The defence counsel for war crimes accused Syed Mohammad Qaiser on Sunday apparently made a futile exercise to discredit the evidence of valiant freedom fighter Mohammad Ali Pathan (PW-4), travelling beyond the periphery of the war crimes incidents allegedly perpetrated by the accused and his cohorts in collaboration with Pakistan occupation army.
While facing the defence cross-examination, PW Mohammad Ali Pathan told the International Crimes Tribunal-2 that he had know knowledge whether Faisal and Shahjahan, the siblings of the accused, were members of the All-Party Action Committee at Madhabpur in Habiganj during the Liberation War.
“I had also no idea whether Faisal and Shahjahan helped supply food regularly for the freedom fighters from day one of the Liberation War,” he said.
Denying defence suggestions, the PW-4 said with confidence that on April 27 in 1971, not the following day (April 28), the Pakistan occupation army and its auxiliary forces led by the accused invaded Madhabpur and carried out the atrocities in and around the area.
“It’s not true that I made tutored evidence before the tribunal incriminating accused Qaiser in the case of war crimes,” he said.
After closing the cross-examination of PW-4, designated prosecutor Rana Dasgupta submitted a plea before the three-member tribunal, headed by Justice Obaidul Hassan, to allow its next female witness (PW-5) to make her evidence in camera as a Liberation War victim.
Allowing the prosecution plea, the tribunal fixed April 9 for her deposition followed by cross-examination in camera, asking both the sides to maintain secrecy of the camera trial session, including the name of the PW-5.
On February 2, dismissing his discharge plea, the tribunal indicted Syed Mohammad Qaiser, a former junior minister during Gen (retd) Ershad’s rule, for his involvement in crimes against humanity, including genocide, in 1971 Liberation War.
On August 5 last year, responding to a petition, the tribunal granted bail to Qaiser, subject to conditions, on medical and humanitarian grounds.
Septuagenarian Qaiser, a turncoat politician, was arrested on May 21 last year in connection with the war crimes case.

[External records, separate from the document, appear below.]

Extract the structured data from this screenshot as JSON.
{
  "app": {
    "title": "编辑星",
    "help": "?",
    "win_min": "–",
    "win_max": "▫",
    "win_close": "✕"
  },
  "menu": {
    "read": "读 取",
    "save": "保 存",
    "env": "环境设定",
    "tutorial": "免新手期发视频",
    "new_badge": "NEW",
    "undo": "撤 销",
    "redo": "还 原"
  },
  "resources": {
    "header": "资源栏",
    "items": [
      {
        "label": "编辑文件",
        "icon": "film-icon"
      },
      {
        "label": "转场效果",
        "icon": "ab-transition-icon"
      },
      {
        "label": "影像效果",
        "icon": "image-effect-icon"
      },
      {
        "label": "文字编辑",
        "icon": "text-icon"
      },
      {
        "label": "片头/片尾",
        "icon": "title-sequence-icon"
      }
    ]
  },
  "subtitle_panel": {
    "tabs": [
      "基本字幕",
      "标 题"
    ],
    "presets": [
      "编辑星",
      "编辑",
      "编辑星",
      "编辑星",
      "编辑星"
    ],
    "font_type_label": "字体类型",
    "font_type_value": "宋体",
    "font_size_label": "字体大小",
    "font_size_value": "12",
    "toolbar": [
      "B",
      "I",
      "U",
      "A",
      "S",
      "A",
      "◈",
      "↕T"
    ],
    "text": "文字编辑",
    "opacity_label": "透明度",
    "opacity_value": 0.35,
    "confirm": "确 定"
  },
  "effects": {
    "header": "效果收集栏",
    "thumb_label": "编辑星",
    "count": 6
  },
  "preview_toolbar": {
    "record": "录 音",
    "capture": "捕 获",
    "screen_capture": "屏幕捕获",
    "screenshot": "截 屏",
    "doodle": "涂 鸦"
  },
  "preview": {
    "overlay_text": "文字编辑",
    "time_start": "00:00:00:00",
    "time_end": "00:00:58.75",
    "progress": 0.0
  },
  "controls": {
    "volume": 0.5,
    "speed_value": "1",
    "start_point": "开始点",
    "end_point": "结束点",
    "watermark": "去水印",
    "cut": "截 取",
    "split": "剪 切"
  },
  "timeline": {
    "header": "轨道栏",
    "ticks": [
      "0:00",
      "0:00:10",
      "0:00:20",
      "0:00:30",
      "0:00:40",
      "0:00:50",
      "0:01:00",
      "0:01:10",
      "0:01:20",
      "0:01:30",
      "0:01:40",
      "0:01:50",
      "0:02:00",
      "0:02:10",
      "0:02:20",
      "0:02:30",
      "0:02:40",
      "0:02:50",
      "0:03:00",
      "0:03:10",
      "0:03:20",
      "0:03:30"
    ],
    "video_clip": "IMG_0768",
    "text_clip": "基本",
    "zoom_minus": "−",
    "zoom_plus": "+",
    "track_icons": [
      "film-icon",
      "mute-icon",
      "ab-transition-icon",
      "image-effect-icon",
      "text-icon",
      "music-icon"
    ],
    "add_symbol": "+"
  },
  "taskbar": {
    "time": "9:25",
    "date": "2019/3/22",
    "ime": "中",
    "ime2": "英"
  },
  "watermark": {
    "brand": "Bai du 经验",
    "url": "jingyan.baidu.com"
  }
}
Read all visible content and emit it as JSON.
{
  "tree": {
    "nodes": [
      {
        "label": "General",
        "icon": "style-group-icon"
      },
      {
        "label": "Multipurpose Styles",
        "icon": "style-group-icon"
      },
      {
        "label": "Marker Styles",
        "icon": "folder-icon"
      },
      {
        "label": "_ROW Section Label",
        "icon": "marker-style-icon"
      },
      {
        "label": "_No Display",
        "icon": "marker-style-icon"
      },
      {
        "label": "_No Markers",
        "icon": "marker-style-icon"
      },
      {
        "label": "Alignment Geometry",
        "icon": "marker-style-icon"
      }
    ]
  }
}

On November 14 last year, after perusing the formal charge with 18 count offences submitted by the prosecution and the relevant documents, the tribunal took cognizance of the formal charge as it found prima facie case against the accused under sections 3(2) and 4(1) (2) of the International Crimes (Tribunals) Act 1973.
According to the investigation agency, after the independence of Bangladesh, Qaiser, a former Pakistan Convention Muslim League activist, entered politics by joining BNP and subsequently became the president of Habiganj BNP. Later, he quit BNP to join Ershad’s Jatiya Party and became state minister for agriculture in 1989. Latest information says that he joined the Liberal Democratic Party (LDP) of Col (retd) Oli Ahmed.
Qaiser, as a local Peace Committee leader during the Liberation War, had formed a vigilante group ‘Qaiser Force’ after his name comprising 500-700 of his trusted men in Habiganj and committed crimes against humanity, including genocide, in collaboration with the Pakistani occupation army.
At the latter part of the Liberation War, he fled to London and returned to the country after the August 1975 political changeover.
Qaiser Trial Cross-exam of PW-4 concludes